_BRIEF_. Go through the entries below and copy each line containing the word "EBITDA".

⟨

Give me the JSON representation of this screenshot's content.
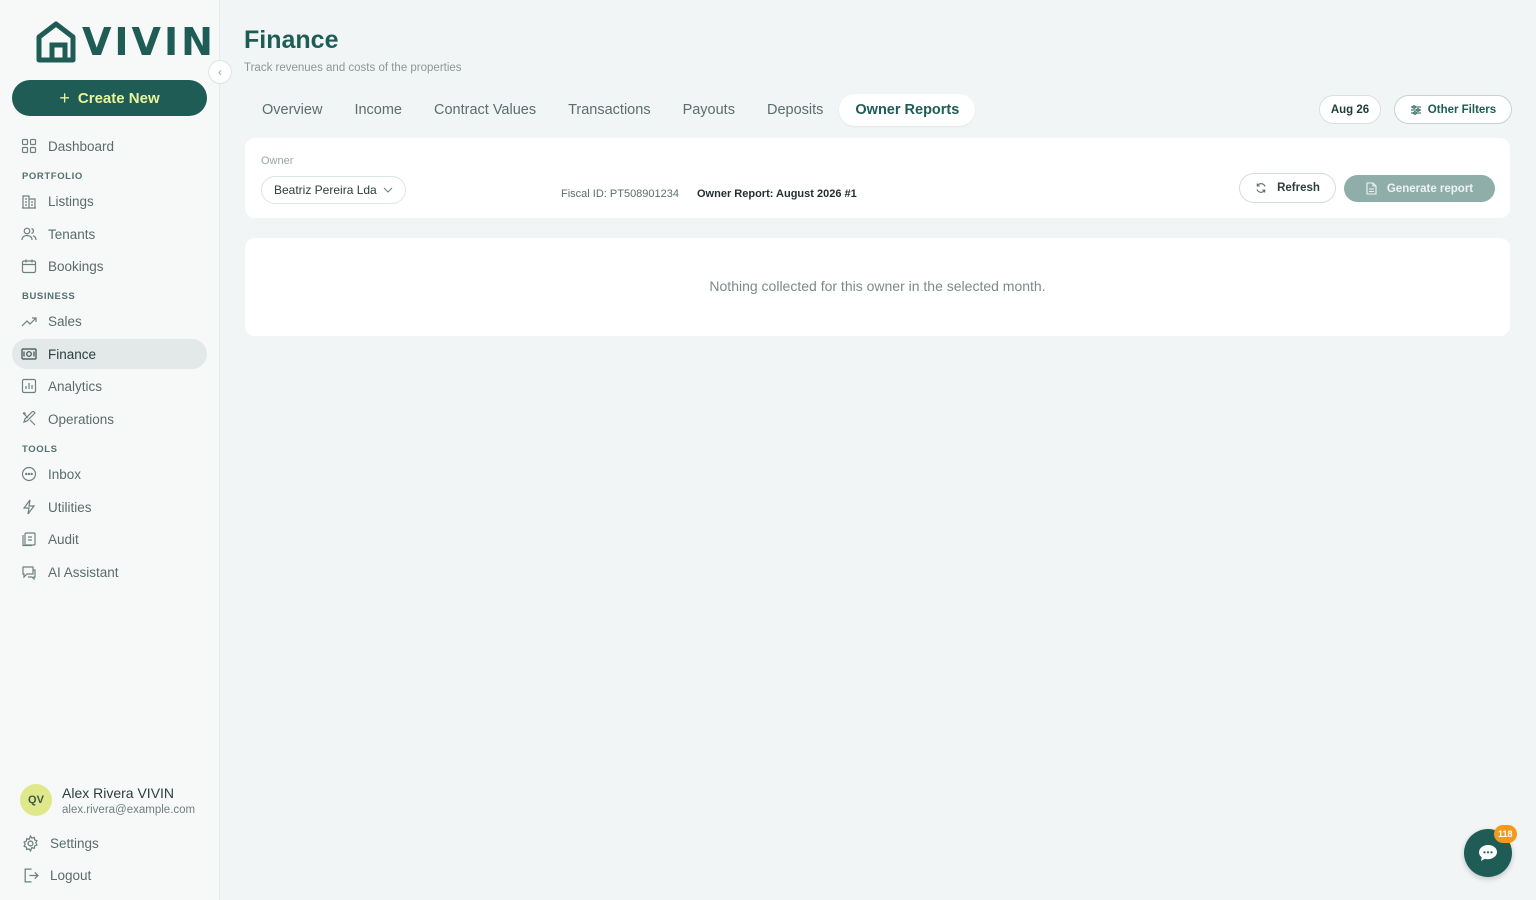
{
  "brand": {
    "name": "VIVIN",
    "accent": "#1f5c56",
    "highlight": "#e9f59a"
  },
  "sidebar": {
    "create_label": "Create New",
    "items": {
      "dashboard": "Dashboard",
      "portfolio_section": "PORTFOLIO",
      "listings": "Listings",
      "tenants": "Tenants",
      "bookings": "Bookings",
      "business_section": "BUSINESS",
      "sales": "Sales",
      "finance": "Finance",
      "analytics": "Analytics",
      "operations": "Operations",
      "tools_section": "TOOLS",
      "inbox": "Inbox",
      "utilities": "Utilities",
      "audit": "Audit",
      "ai_assistant": "AI Assistant"
    },
    "active": "finance",
    "user": {
      "initials": "QV",
      "name": "Alex Rivera VIVIN",
      "email": "alex.rivera@example.com"
    },
    "settings": "Settings",
    "logout": "Logout"
  },
  "header": {
    "title": "Finance",
    "subtitle": "Track revenues and costs of the properties"
  },
  "tabs": [
    "Overview",
    "Income",
    "Contract Values",
    "Transactions",
    "Payouts",
    "Deposits",
    "Owner Reports"
  ],
  "active_tab": "Owner Reports",
  "filters": {
    "period": "Aug 26",
    "other_filters": "Other Filters"
  },
  "owner_report": {
    "owner_label": "Owner",
    "owner_value": "Beatriz Pereira Lda",
    "fiscal_id": "Fiscal ID: PT508901234",
    "report_title": "Owner Report: August 2026 #1",
    "refresh_label": "Refresh",
    "generate_label": "Generate report",
    "empty_message": "Nothing collected for this owner in the selected month."
  },
  "chat": {
    "badge": "118"
  }
}
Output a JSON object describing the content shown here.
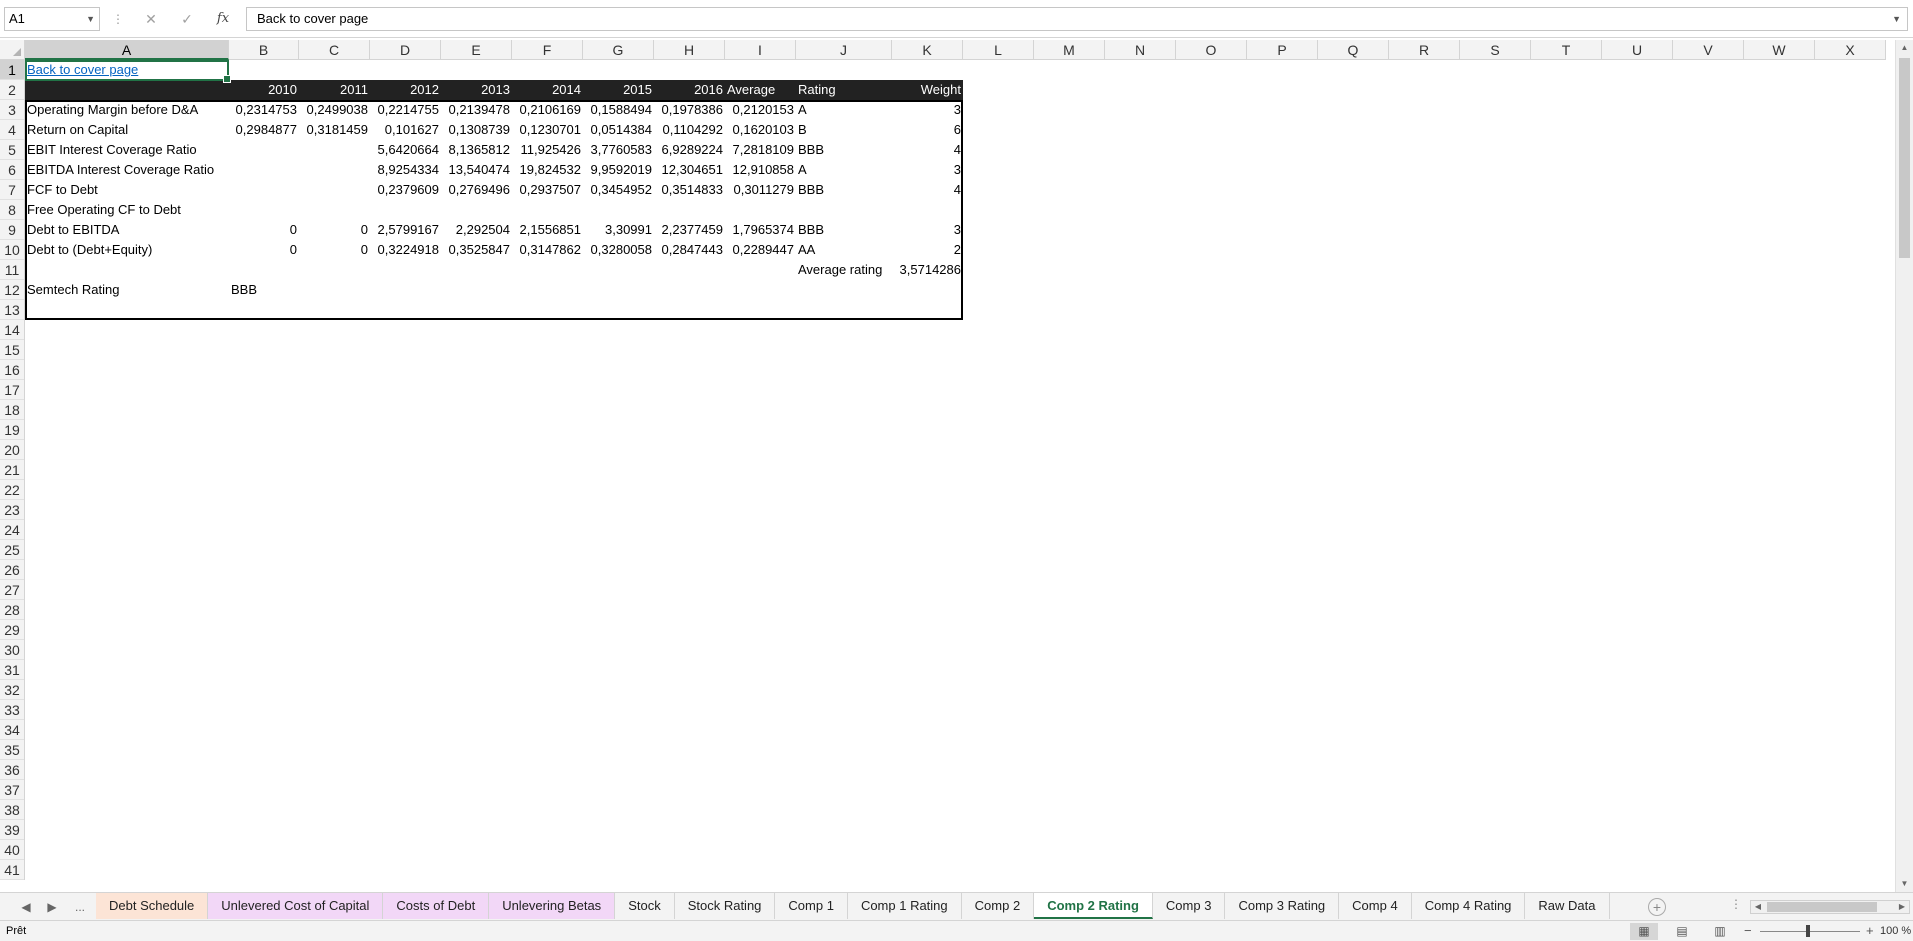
{
  "formula_bar": {
    "name_box": "A1",
    "formula": "Back to cover page",
    "cancel_icon": "close-icon",
    "confirm_icon": "check-icon",
    "fx_label": "fx"
  },
  "columns": [
    "A",
    "B",
    "C",
    "D",
    "E",
    "F",
    "G",
    "H",
    "I",
    "J",
    "K",
    "L",
    "M",
    "N",
    "O",
    "P",
    "Q",
    "R",
    "S",
    "T",
    "U",
    "V",
    "W",
    "X"
  ],
  "row_numbers": [
    "1",
    "2",
    "3",
    "4",
    "5",
    "6",
    "7",
    "8",
    "9",
    "10",
    "11",
    "12",
    "13",
    "14",
    "15",
    "16",
    "17",
    "18",
    "19",
    "20",
    "21",
    "22",
    "23",
    "24",
    "25",
    "26",
    "27",
    "28",
    "29",
    "30",
    "31",
    "32",
    "33",
    "34",
    "35",
    "36",
    "37",
    "38",
    "39",
    "40",
    "41"
  ],
  "sheet": {
    "link": "Back to cover page",
    "header_row": [
      "",
      "2010",
      "2011",
      "2012",
      "2013",
      "2014",
      "2015",
      "2016",
      "Average",
      "Rating",
      "Weight"
    ],
    "rows": [
      [
        "Operating Margin before D&A",
        "0,2314753",
        "0,2499038",
        "0,2214755",
        "0,2139478",
        "0,2106169",
        "0,1588494",
        "0,1978386",
        "0,2120153",
        "A",
        "3"
      ],
      [
        "Return on Capital",
        "0,2984877",
        "0,3181459",
        "0,101627",
        "0,1308739",
        "0,1230701",
        "0,0514384",
        "0,1104292",
        "0,1620103",
        "B",
        "6"
      ],
      [
        "EBIT Interest Coverage Ratio",
        "",
        "",
        "5,6420664",
        "8,1365812",
        "11,925426",
        "3,7760583",
        "6,9289224",
        "7,2818109",
        "BBB",
        "4"
      ],
      [
        "EBITDA Interest Coverage Ratio",
        "",
        "",
        "8,9254334",
        "13,540474",
        "19,824532",
        "9,9592019",
        "12,304651",
        "12,910858",
        "A",
        "3"
      ],
      [
        "FCF to Debt",
        "",
        "",
        "0,2379609",
        "0,2769496",
        "0,2937507",
        "0,3454952",
        "0,3514833",
        "0,3011279",
        "BBB",
        "4"
      ],
      [
        "Free Operating CF to Debt",
        "",
        "",
        "",
        "",
        "",
        "",
        "",
        "",
        "",
        ""
      ],
      [
        "Debt to EBITDA",
        "0",
        "0",
        "2,5799167",
        "2,292504",
        "2,1556851",
        "3,30991",
        "2,2377459",
        "1,7965374",
        "BBB",
        "3"
      ],
      [
        "Debt to (Debt+Equity)",
        "0",
        "0",
        "0,3224918",
        "0,3525847",
        "0,3147862",
        "0,3280058",
        "0,2847443",
        "0,2289447",
        "AA",
        "2"
      ]
    ],
    "average_rating_label": "Average rating",
    "average_rating_value": "3,5714286",
    "company_rating_label": "Semtech Rating",
    "company_rating_value": "BBB"
  },
  "tabs": {
    "more": "...",
    "items": [
      {
        "label": "Debt Schedule",
        "color": "#fce4d6"
      },
      {
        "label": "Unlevered Cost of Capital",
        "color": "#f2d7f7"
      },
      {
        "label": "Costs of Debt",
        "color": "#f2d7f7"
      },
      {
        "label": "Unlevering Betas",
        "color": "#f2d7f7"
      },
      {
        "label": "Stock",
        "color": ""
      },
      {
        "label": "Stock Rating",
        "color": ""
      },
      {
        "label": "Comp 1",
        "color": ""
      },
      {
        "label": "Comp 1 Rating",
        "color": ""
      },
      {
        "label": "Comp 2",
        "color": ""
      },
      {
        "label": "Comp 2 Rating",
        "color": "",
        "active": true
      },
      {
        "label": "Comp 3",
        "color": ""
      },
      {
        "label": "Comp 3 Rating",
        "color": ""
      },
      {
        "label": "Comp 4",
        "color": ""
      },
      {
        "label": "Comp 4 Rating",
        "color": ""
      },
      {
        "label": "Raw Data",
        "color": ""
      }
    ]
  },
  "status": {
    "ready": "Prêt",
    "zoom": "100 %"
  },
  "colors": {
    "accent": "#217346",
    "header_dark": "#222222",
    "link": "#0563c1"
  }
}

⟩

_ANSWER BOX_.
        "EBITDA Interest Coverage Ratio",
        "Debt to EBITDA",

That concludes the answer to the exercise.